Female Endocrinologists Paid Less, Also Less Satisfied Than Males

April 22, 2015

Endocrinologists remain among the lowest-paid physicians in the United States — third from the bottom, ahead of only family practitioners and pediatricians — and more than half are not satisfied with their incomes, according to the latest Medscape compensation survey.

There is also a clear gender divide, with women earning less than men and being less satisfied with their pay; they also cite different aspects of the job as being most rewarding.

But if they had to do it all over again, 63% of endocrinologists said they would still chose medicine as a career, and 45% would opt for the specialty of endocrinology once more, according to the Endocrinologist 2015 Compensation Report, part of the overall Physician 2015 Compensation Report, which is the fifth consecutive annual Medscape survey on this topic.

Endocrinologists tie with internists on an income of $196,000 per annum, ahead of family physicians at $195,000 and pediatricians, who receive $189,000.

The top earners are orthopedists ($421,000), cardiologists ($376,000), and gastroenterologists ($370,000).

Almost 20% of Women Endocrinologists Work Part-Time

Endocrinologists reported an increase of 7% in pay (2014 vs 2013). The greatest increases went to infectious-disease physicians (22%), followed by physicians who mostly work in hospitals: pulmonologists (15%) and emergency-medicine physicians and pathologists (both at 12%). Only rheumatologists experienced any large decrease in income (4%).

Endocrinologists in office-based single-specialty group practices make the most ($222,000), followed by those in outpatient clinics ($208,000). Those who earn the least money are in hospitals ($162,000) and academic or government settings ($186,000).

When these practice settings are compared with the previous year's report, endocrinologists who earned the most last year were also in single-specialty groups ($207,000), while endocrinologists in outpatient clinics earned the least ($154,000).

And this year, as in all previous years of the report, male endocrinologists are earning more than their female counterparts, and male self-employed endocrinologists earn more, on average, than employed ones ($235,000 vs $206,000). But for women endocrinologists, there is hardly any difference in income between those who are self-employed and those who are employed ($169,000 vs $168,000).

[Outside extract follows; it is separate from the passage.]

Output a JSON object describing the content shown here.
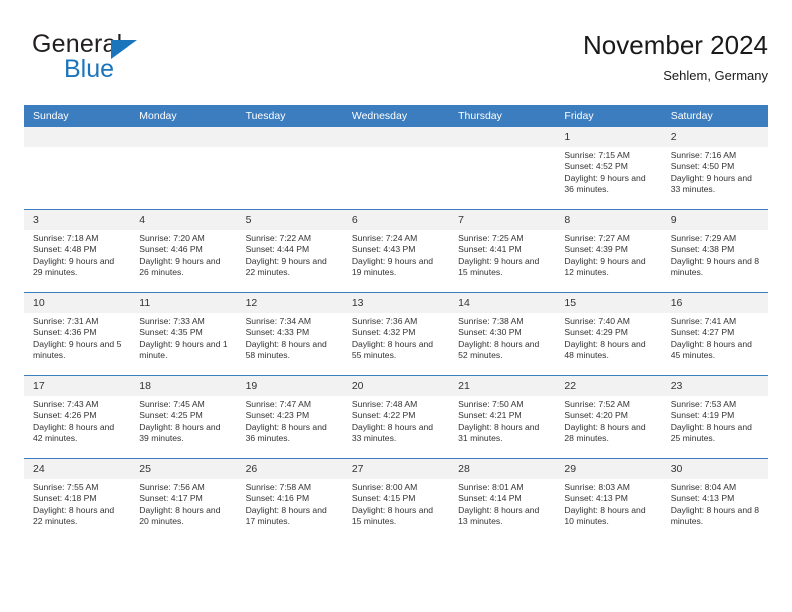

"Women tend to work shorter hours and fewer weeks than men, which may help account for the lower female compensation reported among endocrinologists," the report notes, revealing that 18% of female endocrinologists and 7% of male endocrinologists work part-time.

But only 38% of female endocrinologists are satisfied with their income, which is lower than the 45% rate reported by their male counterparts.

Women also differ from men when describing what they find most rewarding about their jobs. Among endocrinologists, 42% of men and 36% of women believe that relationships with patients are a major source of satisfaction.

But more women (43%) than men (29%) cited being very good at their job as a reward, while more male (16%) than female (10%) endocrinologists named making the world a better place.

And as would be expected, compensation differs by region. This year, the highest earnings for endocrinologists were reported in the Northeast ($212,000) and Southeast ($207,000), while the lowest were in the Northwest ($162,000) and South Central region ($165,000).

How Endocrinologists Handle Patients, Spend Their Time

In terms of how they divide their time, 64% of endocrinologists spend 30 to 45 hours per week seeing patients. About a quarter (24%) spend more than that. And most endocrinologists spend 10 to 14 hours a week on paperwork.

Regarding time given per patient, just under a third (31%) of endocrinologists spend 16 minutes or less with each patient while 68% spend more than that.

And 89% of endocrinologists say they discuss the cost of treatment with patients, with nearly half (48%) saying they do this "regularly."

A majority (84% of employed and 56% of self-employed endocrinologists) said they will continue taking new and current Medicare or Medicaid patients, which is up from their responses last year, when 73% of employed and 52% of self-employed endocrinologists said they would take such patients.

Meanwhile, 17% of employed and 16% of self-employed endocrinologists indicate they have offered new ancillary services within the past 3 years. Ancillary services in endocrinology practices can include laboratory and diagnostic services, weight management, and podiatry services for large clinics.

More than 19,500 physicians in 26 specialties responded to this year's Medscape survey, reporting their compensation, number of hours worked, and career satisfaction. Fieldwork was conducted by Medscape from December 30, 2014, through March 11, 2015.


Comments on Medscape are moderated and should be professional in tone and on topic. You must declare any conflicts of interest related to your comments and responses. Please see our Commenting Guide for further information. We reserve the right to remove posts at our sole discretion.